Many of  us women actually kinda like the eff-off/ballbuster types, when dealing with certain types of men -  and we hope she never loses it - Brava, Katherine Heigl :)

And don't get me wrong, I actually really like Seth Rogan (not so much James Franco, and I'm neutral on Judd Apatow) - but Katherine did have a point which took him too long to get - perhaps because he's overly focused on weed, believing it could solve all the world's problems?   If only things were that simple.

Best Light-Hearted, Socially-Awkward Laugh-Giver - Kim's Convenience -  CBC and Netflix

This multi-award-winning Canadian sitcom, which just began it's 5th season on CBC (which means it won't drop on Netflix later this year) - is a true, old-school sitcom, minus the canned audience laughter, with a different storyline each episode - with most of the hijinx involving one socially-awkward moment after another, with a cast of socially awkward characters.

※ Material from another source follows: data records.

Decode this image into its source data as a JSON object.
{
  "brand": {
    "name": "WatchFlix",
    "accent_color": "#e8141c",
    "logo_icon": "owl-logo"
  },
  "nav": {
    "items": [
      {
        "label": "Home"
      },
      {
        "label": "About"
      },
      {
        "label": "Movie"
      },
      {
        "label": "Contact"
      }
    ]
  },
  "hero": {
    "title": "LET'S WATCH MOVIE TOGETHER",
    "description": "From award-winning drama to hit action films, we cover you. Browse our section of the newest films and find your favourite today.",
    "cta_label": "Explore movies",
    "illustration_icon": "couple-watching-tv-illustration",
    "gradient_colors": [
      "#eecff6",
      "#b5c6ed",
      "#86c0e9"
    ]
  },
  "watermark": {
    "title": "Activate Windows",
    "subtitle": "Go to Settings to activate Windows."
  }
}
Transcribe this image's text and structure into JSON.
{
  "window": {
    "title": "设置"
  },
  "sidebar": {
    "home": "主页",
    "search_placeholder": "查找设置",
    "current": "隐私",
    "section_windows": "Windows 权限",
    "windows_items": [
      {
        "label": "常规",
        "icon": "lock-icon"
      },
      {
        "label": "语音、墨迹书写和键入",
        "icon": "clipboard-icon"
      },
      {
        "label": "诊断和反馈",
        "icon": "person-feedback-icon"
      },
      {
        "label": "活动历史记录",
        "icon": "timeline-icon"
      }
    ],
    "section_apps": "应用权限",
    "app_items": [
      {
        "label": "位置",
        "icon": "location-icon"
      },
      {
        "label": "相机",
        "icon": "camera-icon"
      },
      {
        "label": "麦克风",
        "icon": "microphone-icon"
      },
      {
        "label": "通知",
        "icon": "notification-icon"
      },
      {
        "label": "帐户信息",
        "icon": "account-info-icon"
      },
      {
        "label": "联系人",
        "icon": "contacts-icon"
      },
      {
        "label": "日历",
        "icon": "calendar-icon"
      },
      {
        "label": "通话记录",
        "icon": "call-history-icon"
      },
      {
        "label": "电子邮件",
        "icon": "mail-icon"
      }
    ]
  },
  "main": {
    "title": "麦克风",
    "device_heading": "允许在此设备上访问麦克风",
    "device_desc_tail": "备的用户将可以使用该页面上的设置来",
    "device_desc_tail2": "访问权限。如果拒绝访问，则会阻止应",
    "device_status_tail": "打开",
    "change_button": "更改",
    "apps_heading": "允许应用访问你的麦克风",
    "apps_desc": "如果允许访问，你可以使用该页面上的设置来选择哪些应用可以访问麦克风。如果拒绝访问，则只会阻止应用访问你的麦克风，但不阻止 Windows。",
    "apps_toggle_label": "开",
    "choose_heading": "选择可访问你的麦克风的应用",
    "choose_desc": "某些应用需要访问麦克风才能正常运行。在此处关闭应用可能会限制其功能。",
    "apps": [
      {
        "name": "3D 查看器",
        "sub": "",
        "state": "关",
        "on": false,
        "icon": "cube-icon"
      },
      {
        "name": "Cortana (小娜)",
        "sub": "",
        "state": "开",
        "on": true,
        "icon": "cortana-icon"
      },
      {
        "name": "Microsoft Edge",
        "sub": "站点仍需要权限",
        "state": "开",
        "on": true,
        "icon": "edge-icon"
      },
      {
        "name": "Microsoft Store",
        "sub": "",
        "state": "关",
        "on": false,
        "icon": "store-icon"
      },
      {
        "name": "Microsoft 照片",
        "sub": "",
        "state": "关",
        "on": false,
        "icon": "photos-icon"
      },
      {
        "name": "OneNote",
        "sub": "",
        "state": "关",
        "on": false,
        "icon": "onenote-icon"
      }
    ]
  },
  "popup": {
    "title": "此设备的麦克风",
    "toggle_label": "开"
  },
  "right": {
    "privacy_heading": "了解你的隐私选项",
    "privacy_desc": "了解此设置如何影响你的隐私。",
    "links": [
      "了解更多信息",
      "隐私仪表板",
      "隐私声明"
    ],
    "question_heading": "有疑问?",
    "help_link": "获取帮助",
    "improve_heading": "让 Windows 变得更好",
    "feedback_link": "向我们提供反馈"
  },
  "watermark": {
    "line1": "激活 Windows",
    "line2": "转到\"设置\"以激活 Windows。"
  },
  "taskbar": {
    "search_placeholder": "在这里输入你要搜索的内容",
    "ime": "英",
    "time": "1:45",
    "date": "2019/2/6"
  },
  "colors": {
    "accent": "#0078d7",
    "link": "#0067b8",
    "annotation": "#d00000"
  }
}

However, do NOT make the mistake of presuming the social awkwardness is because they're Korean - the white, black, Indian, Muslim, and gay characters are all socially awkward characters, too.  And perhaps that's the point - that in the end, we're all a little socially awkward, especially in this day and age.

It's what you watch when you don't feel like delving into a story and just need a quick "WTF was that?" laugh :)

Also, it's responsible for Mark and me saying things like, "Are you praising The Jesus?," which we obtained from Mrs. Kim, who is very active in her church, and simply refuses to call Jesus, just Jesus - it's THE Jesus :)

That's all we had time for this week, folks - tune in next time. 

I actually miss the days when we all watched something on network TV at the same time and talked about it the next day, don't you?

However, I guess we all get around to watching the same things eventually, at whatever time - I guess binge-watching an entire series in a weekend has the same result.  Mostly :)


PS - Okay, so after watching further, I get the premise of Bridgerton - the fictional story is loosely based on the fact that King George III's wife, Princess Charlotte of Mecklenburg-Strelitz, was of mixed race - a sort of "what if" scenario, in which Charlotte's status as King's consort (and later Queen) had resulted in permanently changing societal attitudes on race, to the degree that race no longer mattered at all. 

It's a pity that in reality, this didn't happen, as a result - and also that Queen Charlotte's wisdom in ruling as regent in King George's absence (due to illness) also did not result in equally enlightened attitudes on gender as well as race :(

And unfortunately, over 200 years later, we still haven't evolved much ... 

No comments:

Post a Comment

Note: Only a member of this blog may post a comment.